Mr Peter Awoonor Williams (middle) addressing the press conference.Those with him are Mr Emmanuel Yemoh (left) and Mr Emmanuel Nii Okai.
Tenants at the premises of the Ghana Trade Fair Development Company (GTDC) have kicked against moves by authorities to evacuate them by December this year.
According to them authorities should find “better means of engaging them” in the redevelopment of the site instead of bullying them out “of a place where we have traded and stayed for the larger part of our life.”
Chairman of the Tenants Association, Mr. Peter Awunor Williams at a news conference in Accra yesterday contended that tenants had legal documents to back their stay at the site and could not be “unfairly ejected.”
According to him, the recent Chief Executive Officer, Mrs. Agnes Adu upon assumption of office had increased rent charges from GH?12,000 to GH? 25,000 quarterly a case which they were contending at the law courts.
Admitting that authorities of GTDC had officially written to them over the intended renovation of the area and the subsequent eviction, Mr. Williams believed a better engagement between both sides to find alternative temporary accommodation would have been appropriate instead a permanent ejection.
“We do not have a problem with the re-development of the Trade Fair because it is long overdue, but there must be better outlined strategies from the management in handling this matter.
Most of us have bought the lands, some have developed them while others are still developing them so to eject us without any compensation or alternative accommodations cannot be lawful or acceptable,” he stressed.
The Ghana Trade Fair Company in August served eviction notices to tenants on its premises to leave by December to make way for the reconstruction of the trade fair site.
The reconstruction would commence in the first quarter of 2019 with the first phase which includes amusement parks, convention centres among others.
So far 30 companies have expressed interest in the construction but CEO of Trade Fair Dr. Agnes Adu says only four look promising.

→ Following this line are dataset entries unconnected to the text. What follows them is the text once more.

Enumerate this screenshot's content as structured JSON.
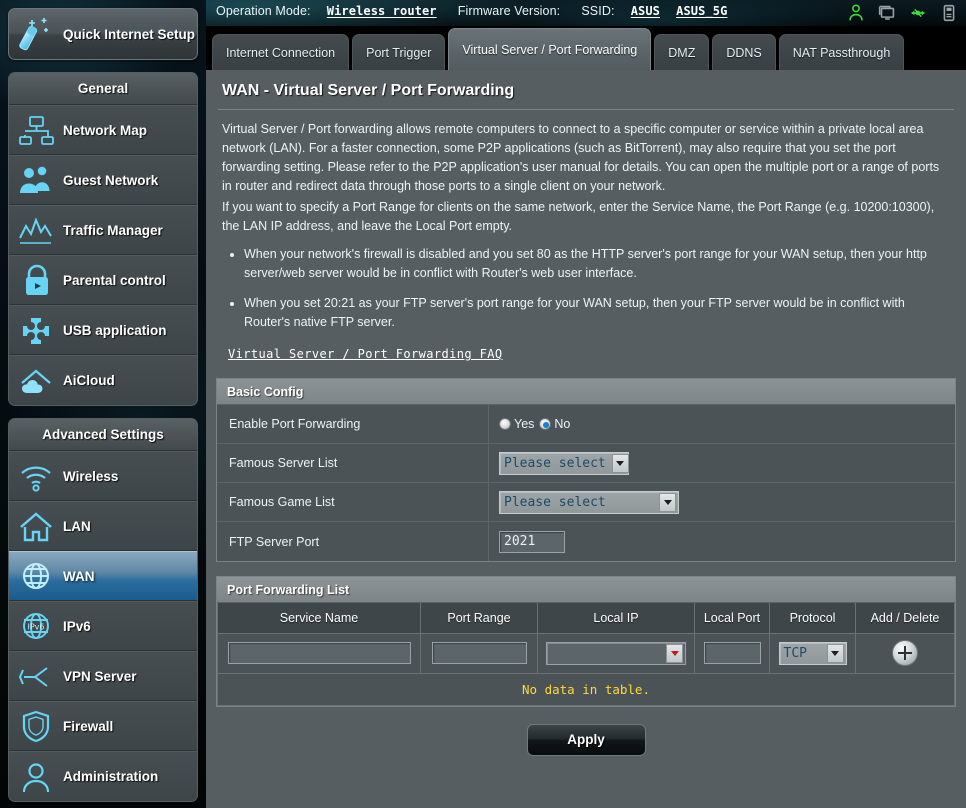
{
  "topbar": {
    "operation_mode_label": "Operation Mode:",
    "operation_mode_value": "Wireless router",
    "firmware_label": "Firmware Version:",
    "firmware_value": "",
    "ssid_label": "SSID:",
    "ssid_value_1": "ASUS",
    "ssid_value_2": "ASUS_5G",
    "tray_icons": [
      "user-icon",
      "monitors-icon",
      "usb-icon",
      "printer-icon"
    ]
  },
  "sidebar": {
    "quick_setup": {
      "label": "Quick Internet Setup",
      "icon": "magic-wand-icon"
    },
    "groups": [
      {
        "title": "General",
        "items": [
          {
            "label": "Network Map",
            "icon": "network-map-icon",
            "active": false
          },
          {
            "label": "Guest Network",
            "icon": "guest-network-icon",
            "active": false
          },
          {
            "label": "Traffic Manager",
            "icon": "traffic-manager-icon",
            "active": false
          },
          {
            "label": "Parental control",
            "icon": "padlock-icon",
            "active": false
          },
          {
            "label": "USB application",
            "icon": "puzzle-piece-icon",
            "active": false
          },
          {
            "label": "AiCloud",
            "icon": "aicloud-icon",
            "active": false
          }
        ]
      },
      {
        "title": "Advanced Settings",
        "items": [
          {
            "label": "Wireless",
            "icon": "wifi-icon",
            "active": false
          },
          {
            "label": "LAN",
            "icon": "home-icon",
            "active": false
          },
          {
            "label": "WAN",
            "icon": "globe-icon",
            "active": true
          },
          {
            "label": "IPv6",
            "icon": "ipv6-globe-icon",
            "active": false
          },
          {
            "label": "VPN Server",
            "icon": "vpn-key-icon",
            "active": false
          },
          {
            "label": "Firewall",
            "icon": "shield-icon",
            "active": false
          },
          {
            "label": "Administration",
            "icon": "person-icon",
            "active": false
          }
        ]
      }
    ]
  },
  "tabs": [
    {
      "label": "Internet Connection",
      "selected": false
    },
    {
      "label": "Port Trigger",
      "selected": false
    },
    {
      "label": "Virtual Server / Port Forwarding",
      "selected": true
    },
    {
      "label": "DMZ",
      "selected": false
    },
    {
      "label": "DDNS",
      "selected": false
    },
    {
      "label": "NAT Passthrough",
      "selected": false
    }
  ],
  "page": {
    "title": "WAN - Virtual Server / Port Forwarding",
    "paragraph_1": "Virtual Server / Port forwarding allows remote computers to connect to a specific computer or service within a private local area network (LAN). For a faster connection, some P2P applications (such as BitTorrent), may also require that you set the port forwarding setting. Please refer to the P2P application's user manual for details. You can open the multiple port or a range of ports in router and redirect data through those ports to a single client on your network.",
    "paragraph_2": "If you want to specify a Port Range for clients on the same network, enter the Service Name, the Port Range (e.g. 10200:10300), the LAN IP address, and leave the Local Port empty.",
    "bullets": [
      "When your network's firewall is disabled and you set 80 as the HTTP server's port range for your WAN setup, then your http server/web server would be in conflict with Router's web user interface.",
      "When you set 20:21 as your FTP server's port range for your WAN setup, then your FTP server would be in conflict with Router's native FTP server."
    ],
    "faq_link": "Virtual Server / Port Forwarding FAQ"
  },
  "basic_config": {
    "header": "Basic Config",
    "enable_port_forwarding": {
      "label": "Enable Port Forwarding",
      "options": [
        {
          "label": "Yes",
          "selected": false
        },
        {
          "label": "No",
          "selected": true
        }
      ]
    },
    "famous_server_list": {
      "label": "Famous Server List",
      "value": "Please select"
    },
    "famous_game_list": {
      "label": "Famous Game List",
      "value": "Please select"
    },
    "ftp_server_port": {
      "label": "FTP Server Port",
      "value": "2021"
    }
  },
  "port_forwarding_list": {
    "header": "Port Forwarding List",
    "columns": [
      "Service Name",
      "Port Range",
      "Local IP",
      "Local Port",
      "Protocol",
      "Add / Delete"
    ],
    "input_row": {
      "service_name": "",
      "port_range": "",
      "local_ip": "",
      "local_port": "",
      "protocol": "TCP",
      "add_icon": "plus-circle-icon"
    },
    "empty_message": "No data in table."
  },
  "footer": {
    "apply_label": "Apply"
  },
  "colors": {
    "panel_bg": "#565e62",
    "row_bg": "#4b5357",
    "section_header": "#838a8e",
    "accent_blue": "#2a6d9e",
    "warning_yellow": "#ffd83d",
    "icon_cyan": "#6fd8f5",
    "tray_green": "#3ddc3d"
  }
}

“The procurement process has begun for these companies before then we investigated the companies to ascertain they can start and complete the projects for which they have expressed interest. Out of the 30 companies, four look promising,” she disclosed to journalists.
By Abigail Annoh and David TakyiRead Full Story